Evaluation of continence following 532 nm laser prostatectomy for patients previously treated with radiation therapy or brachytherapy.Lasers Surg Med. 2013 Aug; 45(6):358-61.LS
Urinary complications such as bladder outlet obstruction or urinary retention following radiation therapy or brachytherapy have been reported in up to 15% of men. When conservative therapy has failed, surgical intervention with transurethral resection of the prostate (TURP) may be performed, but carries a significant risk of incontinence, ranging from 18% to 70% in reported literature. We reviewed a cohort of men previously treated with radiation or brachytherapy, who underwent laser prostatectomy.
From February 2004 to October 2011, 12 patients (Six = brachytherapy and Six = external beam radiation) underwent 532 nm GreenLight™ laser prostatectomy by a single surgeon (BBC) for chronic retention or debilitating obstructive symptoms. Preoperative, intraoperative, and postoperative parameters were collected prospectively and reviewed retrospectively. Statistical analysis was performed with a Wilcox Rank sum test with significance defined as P < 0.05.
The median patient age was 77.4 (Interquartile range (IQR) 73.9, 79.1). Prior to surgery, five patients were catheter dependent. Intraopertively, the median operative time was 48 minutes (IQR 35, 67); median lasing time was 28 minutes (IQR 23, 44); median Joules used was 126,873 (IQR 95,030, 222,336) J. Postoperative median follow up was 22.9 (IQR 13.4, 41.7) months. Significant improvements were noted in IPSS, QoL scores, PVR, and Qmax after PVP treatment. At 12 months, the median decrease in IPSS, QoL scores, and PVR was 15 (IQR 14.5, 22) to 10 (IQR 5.5, 13.5), 5 (IQR 3.5, 5) to 2 (IQR 1, 3.5), 200 (IQR 171, 327.5) to 5 (IQR 1.25, 8), respectively (P < 0.05 for all). Similarly, at 12 months, the median increase in Qmax (ml/second) was 4 (IQR 3, 10) to 15.9 (IQR 11, 16) (P = 0.04). There were no reportable complications at 12 months. None of the 12 patients that underwent 532 nm GreenLight™ laser prostatectomy developed stress urinary incontinence. One patient developed metastatic prostate cancer and the remaining patients had no evidence of biochemical recurrence.

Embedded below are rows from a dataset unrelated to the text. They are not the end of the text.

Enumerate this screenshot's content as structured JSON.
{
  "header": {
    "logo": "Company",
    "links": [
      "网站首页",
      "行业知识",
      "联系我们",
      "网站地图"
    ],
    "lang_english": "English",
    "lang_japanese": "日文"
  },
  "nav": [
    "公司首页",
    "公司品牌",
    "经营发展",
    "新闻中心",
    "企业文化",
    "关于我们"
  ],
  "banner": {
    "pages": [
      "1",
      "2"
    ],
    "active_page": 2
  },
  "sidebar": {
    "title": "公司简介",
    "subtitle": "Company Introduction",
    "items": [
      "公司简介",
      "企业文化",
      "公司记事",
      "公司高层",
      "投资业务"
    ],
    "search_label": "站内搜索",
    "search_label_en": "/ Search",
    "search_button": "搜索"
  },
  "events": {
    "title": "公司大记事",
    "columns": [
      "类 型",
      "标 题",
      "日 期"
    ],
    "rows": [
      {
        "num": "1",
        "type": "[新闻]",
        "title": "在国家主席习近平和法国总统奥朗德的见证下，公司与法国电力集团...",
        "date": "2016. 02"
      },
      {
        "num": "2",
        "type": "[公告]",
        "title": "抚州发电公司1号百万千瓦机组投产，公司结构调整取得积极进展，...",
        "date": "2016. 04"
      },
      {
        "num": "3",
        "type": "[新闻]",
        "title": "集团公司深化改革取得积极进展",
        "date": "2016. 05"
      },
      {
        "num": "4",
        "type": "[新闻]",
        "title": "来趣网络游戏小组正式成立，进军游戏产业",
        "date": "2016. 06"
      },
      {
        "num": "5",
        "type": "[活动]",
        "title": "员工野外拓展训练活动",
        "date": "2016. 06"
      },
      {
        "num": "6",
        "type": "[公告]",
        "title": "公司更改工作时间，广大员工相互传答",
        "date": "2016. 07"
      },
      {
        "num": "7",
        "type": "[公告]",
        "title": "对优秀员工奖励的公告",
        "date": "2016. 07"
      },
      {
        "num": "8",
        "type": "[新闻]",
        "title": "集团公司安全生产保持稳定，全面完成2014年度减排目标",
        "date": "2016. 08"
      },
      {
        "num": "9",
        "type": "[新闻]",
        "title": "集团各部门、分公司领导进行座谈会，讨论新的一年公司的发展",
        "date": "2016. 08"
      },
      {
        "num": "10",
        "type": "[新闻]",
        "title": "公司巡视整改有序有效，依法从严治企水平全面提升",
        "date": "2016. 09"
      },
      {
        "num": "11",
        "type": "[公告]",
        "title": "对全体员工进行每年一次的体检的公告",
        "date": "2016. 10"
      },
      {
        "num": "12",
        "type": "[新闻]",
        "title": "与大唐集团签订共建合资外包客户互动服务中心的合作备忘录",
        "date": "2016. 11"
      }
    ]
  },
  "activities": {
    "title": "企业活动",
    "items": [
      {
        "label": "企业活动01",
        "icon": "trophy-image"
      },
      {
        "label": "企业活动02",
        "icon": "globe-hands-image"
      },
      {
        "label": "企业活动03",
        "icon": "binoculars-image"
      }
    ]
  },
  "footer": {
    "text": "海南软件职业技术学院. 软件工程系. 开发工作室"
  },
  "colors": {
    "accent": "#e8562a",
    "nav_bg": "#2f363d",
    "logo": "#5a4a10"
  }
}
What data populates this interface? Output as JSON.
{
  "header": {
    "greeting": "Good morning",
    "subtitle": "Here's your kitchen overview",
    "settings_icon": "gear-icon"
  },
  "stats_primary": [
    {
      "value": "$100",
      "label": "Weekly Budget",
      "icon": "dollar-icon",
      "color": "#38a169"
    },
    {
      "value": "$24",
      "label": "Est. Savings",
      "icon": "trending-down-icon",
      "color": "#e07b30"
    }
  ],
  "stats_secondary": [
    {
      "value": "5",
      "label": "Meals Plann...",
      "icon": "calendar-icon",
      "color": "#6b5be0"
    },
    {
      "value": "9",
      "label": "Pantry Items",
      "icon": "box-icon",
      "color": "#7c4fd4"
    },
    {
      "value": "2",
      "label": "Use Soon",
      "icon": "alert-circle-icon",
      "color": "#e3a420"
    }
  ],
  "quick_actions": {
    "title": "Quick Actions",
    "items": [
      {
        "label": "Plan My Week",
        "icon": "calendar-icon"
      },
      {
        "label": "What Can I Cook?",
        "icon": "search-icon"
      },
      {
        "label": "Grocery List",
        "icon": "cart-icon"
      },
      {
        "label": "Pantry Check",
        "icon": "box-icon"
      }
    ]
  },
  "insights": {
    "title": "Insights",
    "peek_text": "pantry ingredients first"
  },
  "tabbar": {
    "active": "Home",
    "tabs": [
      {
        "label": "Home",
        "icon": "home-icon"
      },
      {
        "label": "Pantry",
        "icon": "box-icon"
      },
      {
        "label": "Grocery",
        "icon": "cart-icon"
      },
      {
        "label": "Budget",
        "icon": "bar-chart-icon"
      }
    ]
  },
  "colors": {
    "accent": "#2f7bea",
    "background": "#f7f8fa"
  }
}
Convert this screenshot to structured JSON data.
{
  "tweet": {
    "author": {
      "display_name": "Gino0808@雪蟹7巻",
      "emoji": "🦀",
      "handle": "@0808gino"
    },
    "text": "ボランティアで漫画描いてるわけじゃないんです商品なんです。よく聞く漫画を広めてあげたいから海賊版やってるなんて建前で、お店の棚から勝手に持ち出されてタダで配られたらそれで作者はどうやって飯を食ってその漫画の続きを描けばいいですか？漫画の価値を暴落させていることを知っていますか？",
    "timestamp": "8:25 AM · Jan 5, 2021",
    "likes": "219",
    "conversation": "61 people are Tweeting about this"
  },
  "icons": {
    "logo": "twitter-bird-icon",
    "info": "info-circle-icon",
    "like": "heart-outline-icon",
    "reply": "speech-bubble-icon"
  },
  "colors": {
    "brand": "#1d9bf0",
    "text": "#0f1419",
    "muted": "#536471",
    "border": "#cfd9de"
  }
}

In this pilot study, 532 nm GreenLight™ laser prostatectomy is feasible and safe in patients who have undergone prior radiotherapy for prostate cancer. Laser prostatectomy provides a durable response while maintaining continence in this cohort suffering from severe lower urinary tract symptoms (LUTS) or retention. Larger, randomized trials comparing GreenLight™ laser prostatectomy to traditional TURP are necessary to confirm non-inferiority.